▶ **Given entries**
※ ※ ※
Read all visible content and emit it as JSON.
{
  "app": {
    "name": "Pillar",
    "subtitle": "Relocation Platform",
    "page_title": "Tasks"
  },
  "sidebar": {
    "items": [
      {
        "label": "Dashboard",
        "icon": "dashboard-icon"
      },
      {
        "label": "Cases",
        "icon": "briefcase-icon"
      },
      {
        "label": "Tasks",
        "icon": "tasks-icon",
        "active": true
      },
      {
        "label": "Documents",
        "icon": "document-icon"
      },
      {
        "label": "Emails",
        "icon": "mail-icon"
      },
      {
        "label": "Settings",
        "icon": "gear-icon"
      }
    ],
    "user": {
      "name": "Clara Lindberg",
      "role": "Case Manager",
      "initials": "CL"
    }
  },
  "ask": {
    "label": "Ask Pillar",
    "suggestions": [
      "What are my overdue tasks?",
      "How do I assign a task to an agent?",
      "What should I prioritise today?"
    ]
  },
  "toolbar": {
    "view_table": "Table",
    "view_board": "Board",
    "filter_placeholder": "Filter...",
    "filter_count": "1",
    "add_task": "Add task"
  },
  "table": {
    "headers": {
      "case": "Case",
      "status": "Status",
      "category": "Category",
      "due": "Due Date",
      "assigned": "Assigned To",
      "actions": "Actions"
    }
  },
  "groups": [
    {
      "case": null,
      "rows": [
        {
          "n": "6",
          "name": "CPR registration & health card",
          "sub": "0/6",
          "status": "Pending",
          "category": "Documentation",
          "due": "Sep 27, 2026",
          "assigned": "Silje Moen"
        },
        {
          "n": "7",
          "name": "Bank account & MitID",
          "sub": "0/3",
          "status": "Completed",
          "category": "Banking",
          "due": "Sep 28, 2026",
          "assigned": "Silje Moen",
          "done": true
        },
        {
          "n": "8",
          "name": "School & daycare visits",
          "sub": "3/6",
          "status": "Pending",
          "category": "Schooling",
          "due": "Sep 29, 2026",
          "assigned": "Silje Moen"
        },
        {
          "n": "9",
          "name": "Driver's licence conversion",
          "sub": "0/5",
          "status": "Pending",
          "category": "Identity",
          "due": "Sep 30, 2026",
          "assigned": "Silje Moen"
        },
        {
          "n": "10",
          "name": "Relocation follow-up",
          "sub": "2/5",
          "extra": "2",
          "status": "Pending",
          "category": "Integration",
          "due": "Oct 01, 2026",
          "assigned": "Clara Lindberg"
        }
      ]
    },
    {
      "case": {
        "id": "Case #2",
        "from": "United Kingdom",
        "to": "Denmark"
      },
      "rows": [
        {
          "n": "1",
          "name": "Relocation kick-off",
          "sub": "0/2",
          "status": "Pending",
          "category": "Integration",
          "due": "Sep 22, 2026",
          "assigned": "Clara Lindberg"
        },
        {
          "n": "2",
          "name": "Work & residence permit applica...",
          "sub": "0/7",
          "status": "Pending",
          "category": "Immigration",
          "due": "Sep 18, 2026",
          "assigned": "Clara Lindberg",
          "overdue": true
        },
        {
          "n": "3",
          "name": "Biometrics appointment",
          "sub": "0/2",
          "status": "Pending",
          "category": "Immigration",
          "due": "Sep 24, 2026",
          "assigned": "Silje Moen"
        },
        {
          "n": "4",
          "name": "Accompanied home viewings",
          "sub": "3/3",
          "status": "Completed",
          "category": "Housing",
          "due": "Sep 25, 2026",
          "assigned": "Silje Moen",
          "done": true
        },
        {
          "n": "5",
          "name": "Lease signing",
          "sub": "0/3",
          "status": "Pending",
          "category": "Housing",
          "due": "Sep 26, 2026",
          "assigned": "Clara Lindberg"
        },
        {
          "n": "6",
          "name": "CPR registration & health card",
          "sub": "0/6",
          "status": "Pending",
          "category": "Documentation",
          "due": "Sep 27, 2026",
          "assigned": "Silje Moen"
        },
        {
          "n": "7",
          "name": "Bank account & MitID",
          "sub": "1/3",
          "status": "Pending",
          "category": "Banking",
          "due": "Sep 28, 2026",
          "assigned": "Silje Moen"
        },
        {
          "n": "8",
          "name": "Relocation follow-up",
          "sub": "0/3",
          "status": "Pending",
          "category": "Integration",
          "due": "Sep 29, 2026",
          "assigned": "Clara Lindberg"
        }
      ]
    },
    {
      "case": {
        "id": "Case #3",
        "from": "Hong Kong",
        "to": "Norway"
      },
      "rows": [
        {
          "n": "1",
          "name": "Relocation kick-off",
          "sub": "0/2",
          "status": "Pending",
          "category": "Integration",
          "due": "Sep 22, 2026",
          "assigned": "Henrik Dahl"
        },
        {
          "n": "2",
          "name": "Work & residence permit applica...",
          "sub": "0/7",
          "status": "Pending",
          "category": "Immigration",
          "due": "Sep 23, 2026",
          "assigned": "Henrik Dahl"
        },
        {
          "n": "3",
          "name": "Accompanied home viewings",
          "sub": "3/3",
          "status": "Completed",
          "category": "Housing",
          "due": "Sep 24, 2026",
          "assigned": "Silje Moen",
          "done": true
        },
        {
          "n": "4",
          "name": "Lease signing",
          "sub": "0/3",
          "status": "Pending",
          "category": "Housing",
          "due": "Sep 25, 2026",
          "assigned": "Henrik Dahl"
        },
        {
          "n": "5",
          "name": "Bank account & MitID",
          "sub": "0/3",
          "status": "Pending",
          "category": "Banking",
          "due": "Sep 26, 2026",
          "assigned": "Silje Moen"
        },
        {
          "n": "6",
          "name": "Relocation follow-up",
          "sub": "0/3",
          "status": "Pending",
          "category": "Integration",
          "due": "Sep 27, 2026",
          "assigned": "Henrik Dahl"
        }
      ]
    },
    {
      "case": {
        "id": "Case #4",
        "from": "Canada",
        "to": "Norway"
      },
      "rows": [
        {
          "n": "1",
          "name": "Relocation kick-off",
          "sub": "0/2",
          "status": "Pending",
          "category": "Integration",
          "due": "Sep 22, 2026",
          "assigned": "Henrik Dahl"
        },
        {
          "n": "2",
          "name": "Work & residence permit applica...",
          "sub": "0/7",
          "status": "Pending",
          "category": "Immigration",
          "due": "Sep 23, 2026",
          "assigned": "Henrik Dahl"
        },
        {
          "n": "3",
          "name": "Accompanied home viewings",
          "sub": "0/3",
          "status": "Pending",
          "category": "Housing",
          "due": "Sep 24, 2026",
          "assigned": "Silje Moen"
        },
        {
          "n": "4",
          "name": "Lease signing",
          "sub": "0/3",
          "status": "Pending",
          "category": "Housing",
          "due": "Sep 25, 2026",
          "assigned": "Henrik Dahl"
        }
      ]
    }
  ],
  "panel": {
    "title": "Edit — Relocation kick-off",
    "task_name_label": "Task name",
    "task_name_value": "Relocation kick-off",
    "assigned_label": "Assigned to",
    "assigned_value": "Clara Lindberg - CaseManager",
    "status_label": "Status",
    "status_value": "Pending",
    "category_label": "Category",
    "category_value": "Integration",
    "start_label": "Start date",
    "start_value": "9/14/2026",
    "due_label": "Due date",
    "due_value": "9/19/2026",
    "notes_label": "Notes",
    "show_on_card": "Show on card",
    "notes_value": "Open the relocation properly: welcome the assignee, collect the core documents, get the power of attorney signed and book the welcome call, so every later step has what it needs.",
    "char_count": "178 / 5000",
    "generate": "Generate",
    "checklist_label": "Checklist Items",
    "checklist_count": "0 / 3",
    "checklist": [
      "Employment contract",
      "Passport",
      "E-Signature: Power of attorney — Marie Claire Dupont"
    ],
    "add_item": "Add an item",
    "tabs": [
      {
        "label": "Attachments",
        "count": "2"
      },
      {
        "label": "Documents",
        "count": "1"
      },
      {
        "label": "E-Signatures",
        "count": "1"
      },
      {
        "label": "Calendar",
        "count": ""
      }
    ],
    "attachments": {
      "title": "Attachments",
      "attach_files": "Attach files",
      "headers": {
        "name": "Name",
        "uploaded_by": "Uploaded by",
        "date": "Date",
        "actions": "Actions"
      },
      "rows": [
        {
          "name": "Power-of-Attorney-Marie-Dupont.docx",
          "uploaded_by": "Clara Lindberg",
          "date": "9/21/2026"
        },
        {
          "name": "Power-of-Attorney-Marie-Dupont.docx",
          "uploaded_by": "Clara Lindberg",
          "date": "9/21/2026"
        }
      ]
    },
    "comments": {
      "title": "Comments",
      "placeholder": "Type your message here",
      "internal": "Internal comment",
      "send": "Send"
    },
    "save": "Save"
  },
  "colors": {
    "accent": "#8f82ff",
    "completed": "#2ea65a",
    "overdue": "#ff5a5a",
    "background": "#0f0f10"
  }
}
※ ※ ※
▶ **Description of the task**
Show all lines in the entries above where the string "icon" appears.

▶ **Solution to this problem**
        "icon": "dashboard-icon"
        "icon": "briefcase-icon"
        "icon": "tasks-icon",
        "icon": "document-icon"
        "icon": "mail-icon"
        "icon": "gear-icon"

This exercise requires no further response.